Since the late 16th century British expansion brought crops, livestock and even the names of towns and cities native to Great Britain into new settlements around the world. One such name to spread throughout the world was Ipswich.
In early 2000, documentary photographer and Griffith University lecturer Charles Page set out to document the similarities and differences of these namesake towns: one in the United Kingdom, one each in South Dakota and Massachusetts, U.S.A., a remote town in Jamaica and a city here in Australia.
Originally exhibited in the Ipswich Art Gallery in 2004, the full suite of over 50 photographs explored the social complexities of these five distinct communities that share a common lineage.
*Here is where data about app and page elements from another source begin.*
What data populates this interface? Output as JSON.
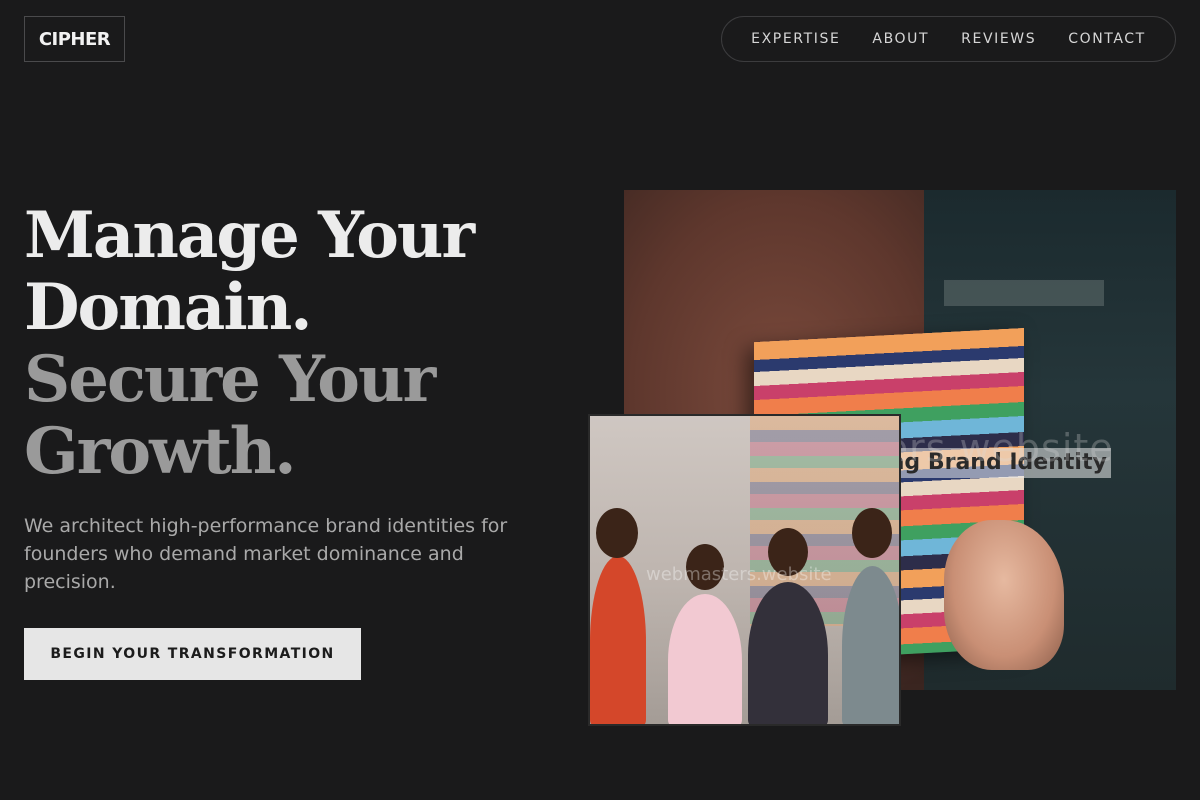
{
  "brand": {
    "logo": "CIPHER"
  },
  "nav": {
    "items": [
      {
        "label": "EXPERTISE"
      },
      {
        "label": "ABOUT"
      },
      {
        "label": "REVIEWS"
      },
      {
        "label": "CONTACT"
      }
    ]
  },
  "hero": {
    "headline": {
      "line1": "Manage Your",
      "line2": "Domain.",
      "line3": "Secure Your",
      "line4": "Growth."
    },
    "subtext": "We architect high-performance brand identities for founders who demand market dominance and precision.",
    "cta_label": "BEGIN YOUR TRANSFORMATION"
  },
  "images": {
    "main": {
      "book_title": "Designing Brand Identity",
      "watermark": "webmasters.website"
    },
    "small": {
      "watermark": "webmasters.website"
    }
  },
  "colors": {
    "background": "#1a1a1b",
    "headline_primary": "#ececec",
    "headline_secondary": "#9a9a9a",
    "cta_background": "#e6e6e6"
  }
}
The project crossed numerous cultural boundaries and ranged from equatorial heat and humidity in Jamaica to the near freezing conditions in South Dakota, and from the American paranoia of someone on foot with a camera in Massachusetts, to being the first person of European descent to visit Jamaica’s Ipswich since the early 1970s when the railway closed.
The project to photograph the world’s Ipswichs eventually required two trips around the world and three years to complete. Presented here is a selection of those photographs, recently gifted to the Ipswich Art Gallery Collection by the artist Charles Page.
|Dates:||Wednesday, 25 August 2016 to Friday, 11 November 2016|
|Age Group:||All ages|
Image: Charles Page Massachusetts, USA (from the Ipswich Project) 2000 (detail)| Silver gelatin photograph, 40.8 x 50.7 cm. Ipswich Art Gallery Collection. Gift of the artist through the Ipswich Arts Foundation, 2016